To do => Where does the string "accent" appear in the material? Copy each line that holds it.
---
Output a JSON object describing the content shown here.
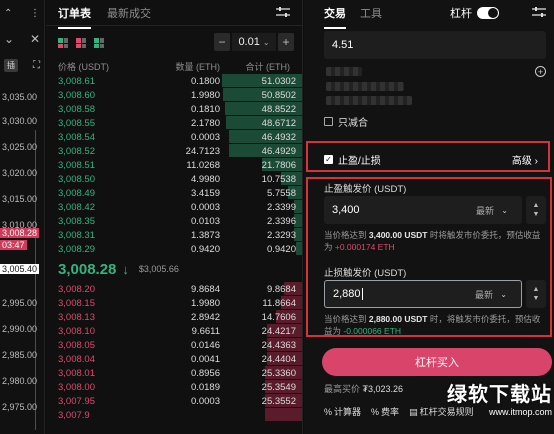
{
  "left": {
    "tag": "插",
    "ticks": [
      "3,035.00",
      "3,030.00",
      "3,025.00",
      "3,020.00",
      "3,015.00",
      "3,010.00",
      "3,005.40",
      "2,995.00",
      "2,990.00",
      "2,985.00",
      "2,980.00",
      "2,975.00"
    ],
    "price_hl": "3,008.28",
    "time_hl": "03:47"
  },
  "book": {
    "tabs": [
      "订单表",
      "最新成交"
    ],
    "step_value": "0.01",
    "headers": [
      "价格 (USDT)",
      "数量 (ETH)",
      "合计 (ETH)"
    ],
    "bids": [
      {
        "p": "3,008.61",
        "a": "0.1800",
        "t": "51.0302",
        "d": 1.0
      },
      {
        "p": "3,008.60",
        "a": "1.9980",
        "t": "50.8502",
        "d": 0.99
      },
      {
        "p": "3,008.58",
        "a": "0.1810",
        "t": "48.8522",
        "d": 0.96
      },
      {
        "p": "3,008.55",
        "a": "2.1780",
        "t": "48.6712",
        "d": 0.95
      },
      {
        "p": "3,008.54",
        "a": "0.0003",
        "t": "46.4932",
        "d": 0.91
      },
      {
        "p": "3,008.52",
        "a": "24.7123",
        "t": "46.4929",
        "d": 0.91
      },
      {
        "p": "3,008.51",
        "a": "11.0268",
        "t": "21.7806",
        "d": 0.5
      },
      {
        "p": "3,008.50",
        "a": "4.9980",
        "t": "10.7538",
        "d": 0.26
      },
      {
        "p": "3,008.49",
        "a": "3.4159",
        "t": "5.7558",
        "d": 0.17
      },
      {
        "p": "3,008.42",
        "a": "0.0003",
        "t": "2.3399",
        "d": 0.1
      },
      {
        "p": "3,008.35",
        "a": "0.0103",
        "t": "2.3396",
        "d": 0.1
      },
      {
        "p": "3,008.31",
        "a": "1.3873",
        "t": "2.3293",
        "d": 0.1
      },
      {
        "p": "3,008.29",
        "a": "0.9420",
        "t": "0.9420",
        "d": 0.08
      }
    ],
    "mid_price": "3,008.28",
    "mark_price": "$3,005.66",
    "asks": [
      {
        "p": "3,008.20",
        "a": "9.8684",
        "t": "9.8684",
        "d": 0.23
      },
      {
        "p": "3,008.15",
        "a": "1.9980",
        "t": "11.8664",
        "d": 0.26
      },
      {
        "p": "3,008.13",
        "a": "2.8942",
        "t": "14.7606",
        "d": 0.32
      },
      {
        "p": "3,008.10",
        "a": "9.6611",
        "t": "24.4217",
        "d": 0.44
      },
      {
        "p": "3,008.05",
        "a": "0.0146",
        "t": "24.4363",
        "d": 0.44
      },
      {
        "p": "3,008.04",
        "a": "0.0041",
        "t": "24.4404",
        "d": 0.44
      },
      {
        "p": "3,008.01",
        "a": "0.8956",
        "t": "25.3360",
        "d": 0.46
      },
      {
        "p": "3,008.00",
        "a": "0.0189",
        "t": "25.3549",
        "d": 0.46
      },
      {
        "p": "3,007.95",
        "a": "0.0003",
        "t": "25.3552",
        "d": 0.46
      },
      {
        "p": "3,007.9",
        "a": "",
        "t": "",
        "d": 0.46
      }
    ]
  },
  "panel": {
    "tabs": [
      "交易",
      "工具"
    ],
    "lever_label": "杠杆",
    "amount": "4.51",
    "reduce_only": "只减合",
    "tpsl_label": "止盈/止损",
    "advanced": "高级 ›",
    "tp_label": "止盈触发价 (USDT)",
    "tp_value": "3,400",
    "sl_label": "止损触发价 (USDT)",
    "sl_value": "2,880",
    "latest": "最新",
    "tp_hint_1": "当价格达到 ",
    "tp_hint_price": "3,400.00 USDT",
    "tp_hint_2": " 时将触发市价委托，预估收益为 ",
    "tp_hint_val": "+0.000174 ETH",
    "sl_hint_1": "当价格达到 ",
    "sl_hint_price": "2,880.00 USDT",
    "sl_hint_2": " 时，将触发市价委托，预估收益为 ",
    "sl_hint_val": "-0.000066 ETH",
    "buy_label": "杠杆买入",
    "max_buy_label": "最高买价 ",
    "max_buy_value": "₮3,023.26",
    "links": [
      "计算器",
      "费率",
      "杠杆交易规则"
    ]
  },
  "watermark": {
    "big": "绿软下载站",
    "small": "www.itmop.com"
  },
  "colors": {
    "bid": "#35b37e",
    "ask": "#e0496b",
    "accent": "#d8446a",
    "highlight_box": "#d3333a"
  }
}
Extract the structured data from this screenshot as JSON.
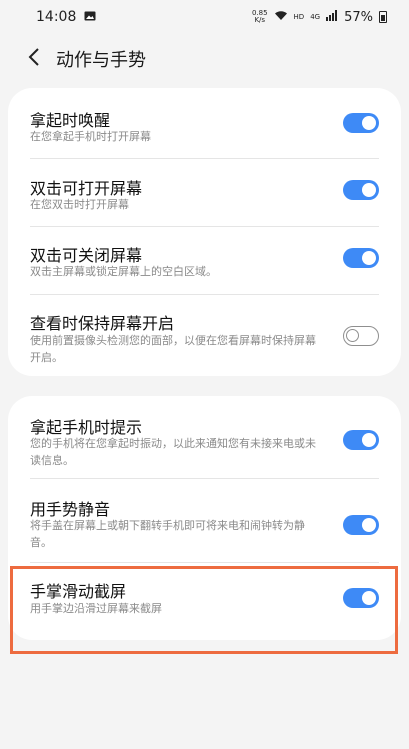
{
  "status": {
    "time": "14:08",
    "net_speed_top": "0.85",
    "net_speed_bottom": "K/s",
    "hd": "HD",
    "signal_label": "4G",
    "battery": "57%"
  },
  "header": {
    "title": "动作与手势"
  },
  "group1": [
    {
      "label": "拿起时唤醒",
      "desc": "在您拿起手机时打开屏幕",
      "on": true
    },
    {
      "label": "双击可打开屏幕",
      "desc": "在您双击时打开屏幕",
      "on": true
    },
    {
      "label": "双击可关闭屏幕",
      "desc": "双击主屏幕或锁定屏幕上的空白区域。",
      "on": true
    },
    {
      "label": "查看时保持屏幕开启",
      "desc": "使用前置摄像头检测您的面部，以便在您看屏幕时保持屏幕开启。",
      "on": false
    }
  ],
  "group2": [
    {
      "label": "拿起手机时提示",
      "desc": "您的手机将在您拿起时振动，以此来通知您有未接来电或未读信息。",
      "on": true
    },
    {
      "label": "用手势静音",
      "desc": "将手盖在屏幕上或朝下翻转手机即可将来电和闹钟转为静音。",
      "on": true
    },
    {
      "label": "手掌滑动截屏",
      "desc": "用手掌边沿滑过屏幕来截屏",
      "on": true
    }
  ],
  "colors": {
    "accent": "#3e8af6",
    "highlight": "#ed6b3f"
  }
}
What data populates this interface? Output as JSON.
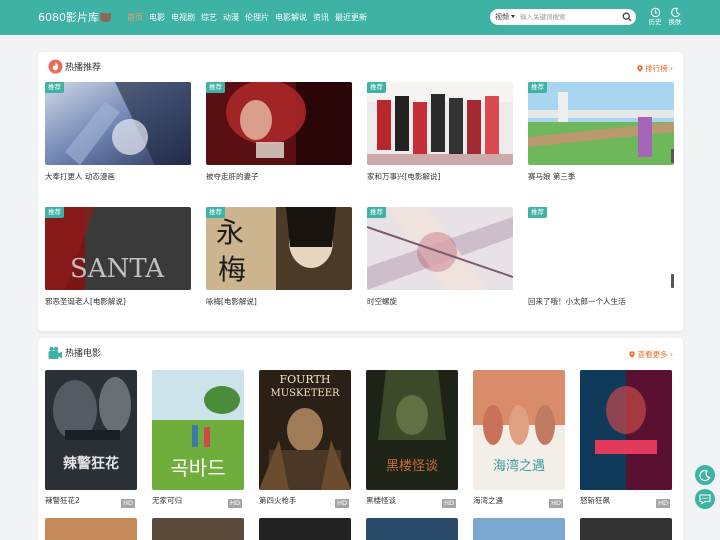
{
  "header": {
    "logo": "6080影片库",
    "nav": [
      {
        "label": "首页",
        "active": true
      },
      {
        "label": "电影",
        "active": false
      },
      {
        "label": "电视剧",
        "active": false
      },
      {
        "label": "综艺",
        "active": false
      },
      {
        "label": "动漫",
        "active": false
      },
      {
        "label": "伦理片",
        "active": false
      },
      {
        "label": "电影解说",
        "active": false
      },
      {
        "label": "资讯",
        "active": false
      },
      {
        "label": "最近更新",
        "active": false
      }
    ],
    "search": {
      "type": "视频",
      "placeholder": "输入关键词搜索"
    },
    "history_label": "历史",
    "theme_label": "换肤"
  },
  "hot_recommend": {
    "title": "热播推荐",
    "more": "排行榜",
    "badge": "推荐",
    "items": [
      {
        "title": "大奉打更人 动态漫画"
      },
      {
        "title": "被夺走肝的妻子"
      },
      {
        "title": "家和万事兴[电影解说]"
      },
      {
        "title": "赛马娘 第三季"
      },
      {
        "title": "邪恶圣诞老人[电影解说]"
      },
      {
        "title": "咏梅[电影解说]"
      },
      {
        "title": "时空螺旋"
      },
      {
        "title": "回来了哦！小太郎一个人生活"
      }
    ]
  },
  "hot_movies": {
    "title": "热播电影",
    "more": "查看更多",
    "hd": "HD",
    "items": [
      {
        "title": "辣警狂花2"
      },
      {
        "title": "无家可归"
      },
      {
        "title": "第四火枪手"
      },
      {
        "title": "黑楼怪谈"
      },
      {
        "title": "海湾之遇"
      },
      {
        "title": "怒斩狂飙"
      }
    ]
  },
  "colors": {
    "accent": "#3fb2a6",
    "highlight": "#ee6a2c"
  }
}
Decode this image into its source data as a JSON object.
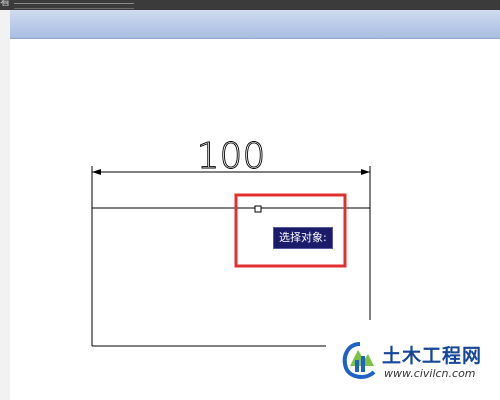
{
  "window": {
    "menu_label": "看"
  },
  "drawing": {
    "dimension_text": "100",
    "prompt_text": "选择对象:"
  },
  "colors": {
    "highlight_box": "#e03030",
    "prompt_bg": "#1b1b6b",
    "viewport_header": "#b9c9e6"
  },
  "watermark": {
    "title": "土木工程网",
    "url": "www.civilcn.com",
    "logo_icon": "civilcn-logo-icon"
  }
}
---
Output below =>
    "accent": "#d8446a",
    "accent": "#3e8af6",
    "accent": "#3fb2a6",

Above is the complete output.